_What is needed:_
Please report how many lines in these records contain the string "true", and give nothing besides the number.

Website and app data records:
-=-=-=-=-

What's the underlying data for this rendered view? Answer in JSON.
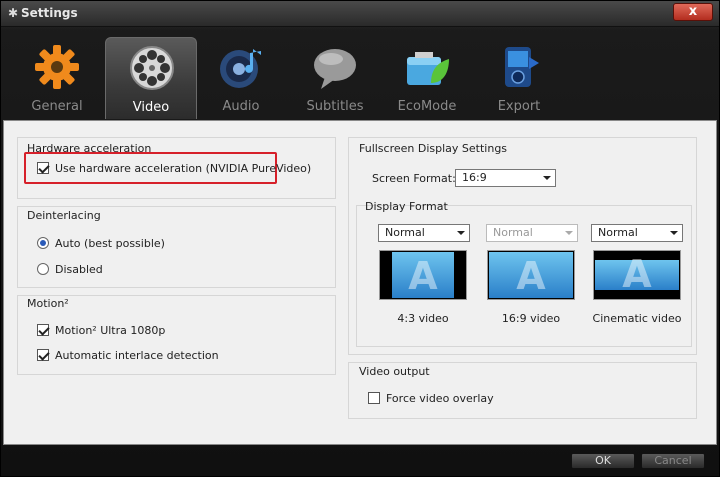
{
  "window": {
    "title": "Settings",
    "close_label": "x"
  },
  "tabs": [
    {
      "label": "General",
      "icon": "gear-icon",
      "active": false
    },
    {
      "label": "Video",
      "icon": "film-reel-icon",
      "active": true
    },
    {
      "label": "Audio",
      "icon": "speaker-note-icon",
      "active": false
    },
    {
      "label": "Subtitles",
      "icon": "speech-bubble-icon",
      "active": false
    },
    {
      "label": "EcoMode",
      "icon": "battery-leaf-icon",
      "active": false
    },
    {
      "label": "Export",
      "icon": "device-export-icon",
      "active": false
    }
  ],
  "hardware": {
    "title": "Hardware acceleration",
    "option_label": "Use hardware acceleration (NVIDIA PureVideo)",
    "option_checked": true
  },
  "deinterlacing": {
    "title": "Deinterlacing",
    "options": [
      {
        "label": "Auto (best possible)",
        "selected": true
      },
      {
        "label": "Disabled",
        "selected": false
      }
    ]
  },
  "motion": {
    "title": "Motion²",
    "options": [
      {
        "label": "Motion² Ultra 1080p",
        "checked": true
      },
      {
        "label": "Automatic interlace detection",
        "checked": true
      }
    ]
  },
  "fullscreen": {
    "title": "Fullscreen Display Settings",
    "screen_format_label": "Screen Format:",
    "screen_format_value": "16:9",
    "display_format": {
      "title": "Display Format",
      "items": [
        {
          "select_value": "Normal",
          "enabled": true,
          "label": "4:3 video"
        },
        {
          "select_value": "Normal",
          "enabled": false,
          "label": "16:9 video"
        },
        {
          "select_value": "Normal",
          "enabled": true,
          "label": "Cinematic video"
        }
      ],
      "thumb_letter": "A"
    }
  },
  "video_output": {
    "title": "Video output",
    "option_label": "Force video overlay",
    "option_checked": false
  },
  "buttons": {
    "ok": "OK",
    "cancel": "Cancel"
  },
  "colors": {
    "highlight": "#d6202a",
    "accent": "#2a7fc9"
  }
}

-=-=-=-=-

_Response to the exercise:_
7